■ Supplied records ■
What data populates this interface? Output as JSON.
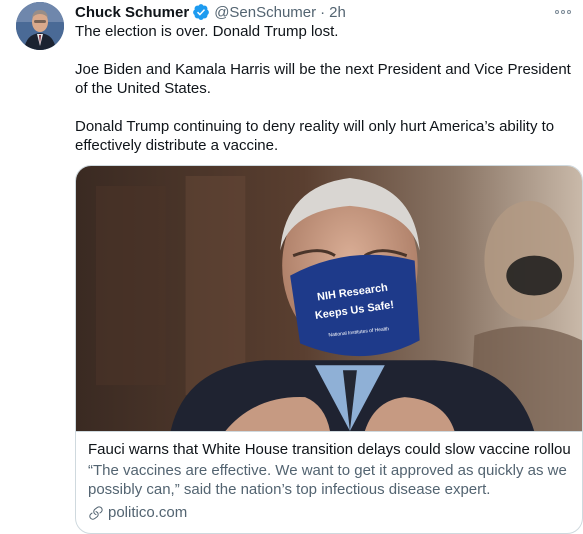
{
  "author": {
    "name": "Chuck Schumer",
    "handle": "@SenSchumer",
    "separator": "·",
    "time": "2h",
    "verified": true
  },
  "tweet": {
    "paragraphs": [
      "The election is over. Donald Trump lost.",
      "Joe Biden and Kamala Harris will be the next President and Vice President of the United States.",
      "Donald Trump continuing to deny reality will only hurt America’s ability to effectively distribute a vaccine."
    ]
  },
  "card": {
    "image_mask_text_line1": "NIH Research",
    "image_mask_text_line2": "Keeps Us Safe!",
    "image_mask_text_line3": "National Institutes of Health",
    "title": "Fauci warns that White House transition delays could slow vaccine rollout",
    "description": "“The vaccines are effective. We want to get it approved as quickly as we possibly can,” said the nation’s top infectious disease expert.",
    "domain": "politico.com",
    "domain_icon": "link-icon"
  },
  "colors": {
    "text": "#0f1419",
    "secondary": "#536471",
    "verified": "#1d9bf0",
    "border": "#cfd9de"
  },
  "icons": {
    "verified": "verified-badge-icon",
    "more": "more-options-icon"
  }
}
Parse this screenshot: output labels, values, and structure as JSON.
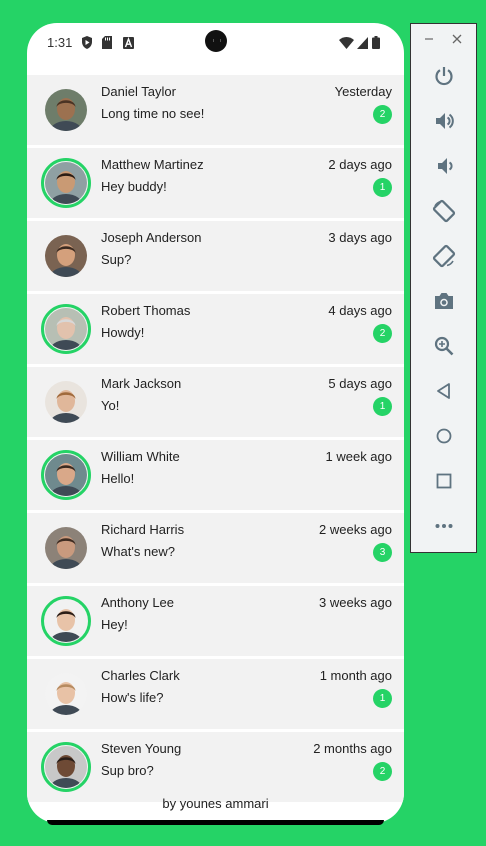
{
  "status_bar": {
    "time": "1:31"
  },
  "chats": [
    {
      "name": "Daniel Taylor",
      "message": "Long time no see!",
      "time": "Yesterday",
      "unread": "2",
      "online": false,
      "skin": "#9c7150",
      "hair": "#4a3324",
      "bg": "#6e7d6a"
    },
    {
      "name": "Matthew Martinez",
      "message": "Hey buddy!",
      "time": "2 days ago",
      "unread": "1",
      "online": true,
      "skin": "#c99a74",
      "hair": "#2c1d14",
      "bg": "#8fa0a3"
    },
    {
      "name": "Joseph Anderson",
      "message": "Sup?",
      "time": "3 days ago",
      "unread": "",
      "online": false,
      "skin": "#d4a07c",
      "hair": "#3b2a20",
      "bg": "#7a6352"
    },
    {
      "name": "Robert Thomas",
      "message": "Howdy!",
      "time": "4 days ago",
      "unread": "2",
      "online": true,
      "skin": "#e2c2ad",
      "hair": "#d8d8d8",
      "bg": "#b7bfb4"
    },
    {
      "name": "Mark Jackson",
      "message": "Yo!",
      "time": "5 days ago",
      "unread": "1",
      "online": false,
      "skin": "#e0b79a",
      "hair": "#a06a3c",
      "bg": "#e9e4de"
    },
    {
      "name": "William White",
      "message": "Hello!",
      "time": "1 week ago",
      "unread": "",
      "online": true,
      "skin": "#d9a889",
      "hair": "#3a2a20",
      "bg": "#6f8a8e"
    },
    {
      "name": "Richard Harris",
      "message": "What's new?",
      "time": "2 weeks ago",
      "unread": "3",
      "online": false,
      "skin": "#c99a7e",
      "hair": "#3e2c22",
      "bg": "#8c8278"
    },
    {
      "name": "Anthony Lee",
      "message": "Hey!",
      "time": "3 weeks ago",
      "unread": "",
      "online": true,
      "skin": "#e8c3a8",
      "hair": "#2b1e17",
      "bg": "#f1f1f1"
    },
    {
      "name": "Charles Clark",
      "message": "How's life?",
      "time": "1 month ago",
      "unread": "1",
      "online": false,
      "skin": "#e8c2a6",
      "hair": "#b68a5f",
      "bg": "#f3f3f3"
    },
    {
      "name": "Steven Young",
      "message": "Sup bro?",
      "time": "2 months ago",
      "unread": "2",
      "online": true,
      "skin": "#6e4a35",
      "hair": "#2a1e18",
      "bg": "#c8c8c8"
    }
  ],
  "footer": {
    "text": "by younes ammari"
  },
  "colors": {
    "accent": "#25d366",
    "row": "#f2f2f2"
  },
  "emulator_controls": [
    "power-icon",
    "volume-up-icon",
    "volume-down-icon",
    "rotate-left-icon",
    "rotate-right-icon",
    "camera-icon",
    "zoom-icon",
    "back-icon",
    "home-icon",
    "overview-icon",
    "more-icon"
  ]
}
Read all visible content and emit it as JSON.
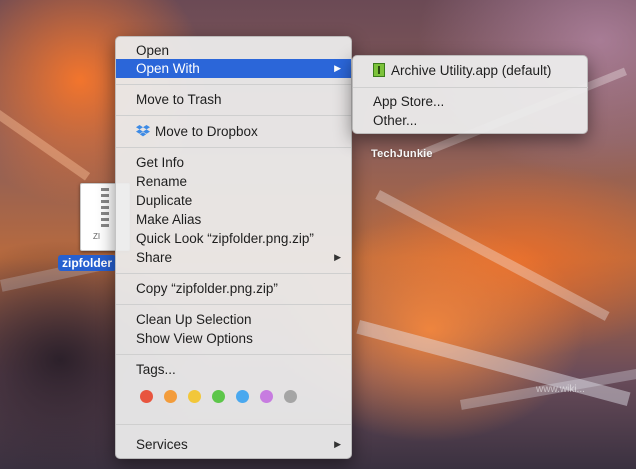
{
  "desktop": {
    "watermark": "TechJunkie",
    "site_watermark": "www.wiki...",
    "file": {
      "label": "zipfolder",
      "icon_text": "ZI"
    }
  },
  "context_menu": {
    "open": "Open",
    "open_with": "Open With",
    "move_to_trash": "Move to Trash",
    "move_to_dropbox": "Move to Dropbox",
    "get_info": "Get Info",
    "rename": "Rename",
    "duplicate": "Duplicate",
    "make_alias": "Make Alias",
    "quick_look": "Quick Look “zipfolder.png.zip”",
    "share": "Share",
    "copy": "Copy “zipfolder.png.zip”",
    "clean_up": "Clean Up Selection",
    "show_view_options": "Show View Options",
    "tags": "Tags...",
    "services": "Services",
    "submenu_arrow_icon": "triangle-right-icon",
    "tag_colors": [
      "#e8553f",
      "#f39c3b",
      "#f2c73a",
      "#5dc64a",
      "#4aa8ef",
      "#c77ce0",
      "#a5a5a5"
    ]
  },
  "open_with_submenu": {
    "default_app": "Archive Utility.app (default)",
    "app_store": "App Store...",
    "other": "Other..."
  },
  "colors": {
    "selection": "#2b66d9"
  }
}
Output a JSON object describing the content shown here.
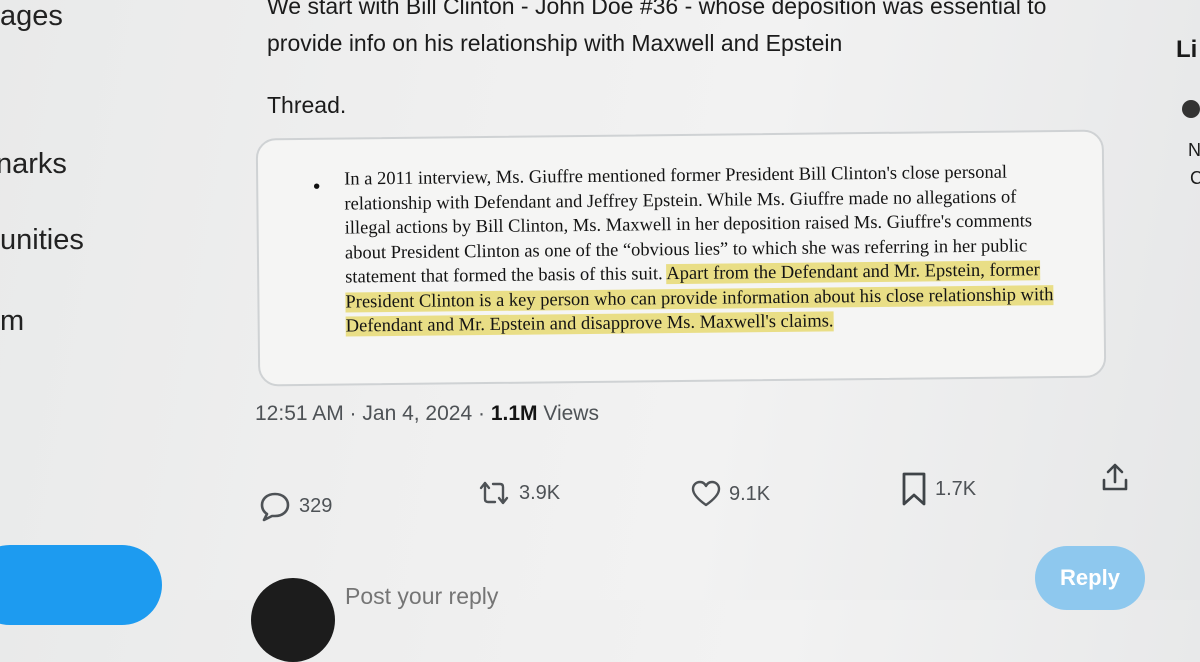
{
  "left_nav": {
    "items": [
      {
        "label": "ages"
      },
      {
        "label": "narks"
      },
      {
        "label": "unities"
      },
      {
        "label": "m"
      }
    ]
  },
  "tweet": {
    "text": "We start with Bill Clinton - John Doe #36 - whose deposition was essential to provide info on his relationship with Maxwell and Epstein",
    "thread_label": "Thread.",
    "quote": {
      "text_plain": "In a 2011 interview, Ms. Giuffre mentioned former President Bill Clinton's close personal relationship with Defendant and Jeffrey Epstein.  While Ms. Giuffre made no allegations of illegal actions by Bill Clinton, Ms. Maxwell in her deposition raised Ms. Giuffre's comments about President Clinton as one of the “obvious lies” to which she was referring in her public statement that formed the basis of this suit. ",
      "text_highlight": " Apart from the Defendant and Mr. Epstein, former President Clinton is a key person who can provide information about his close relationship with Defendant and Mr. Epstein and disapprove Ms. Maxwell's claims."
    },
    "meta": {
      "time_date": "12:51 AM · Jan 4, 2024 · ",
      "views_count": "1.1M",
      "views_label": " Views"
    },
    "actions": {
      "replies": "329",
      "retweets": "3.9K",
      "likes": "9.1K",
      "bookmarks": "1.7K"
    }
  },
  "composer": {
    "placeholder": "Post your reply",
    "reply_label": "Reply"
  },
  "right_column": {
    "title": "Li",
    "letter1": "N",
    "letter2": "C"
  },
  "colors": {
    "accent": "#1d9bf0",
    "highlight": "#e9de86",
    "reply_button": "#8ec8ee"
  }
}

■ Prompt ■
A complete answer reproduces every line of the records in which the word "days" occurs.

■ Answer ■
      "time": "2 days ago",
      "time": "3 days ago",
      "time": "4 days ago",
      "time": "5 days ago",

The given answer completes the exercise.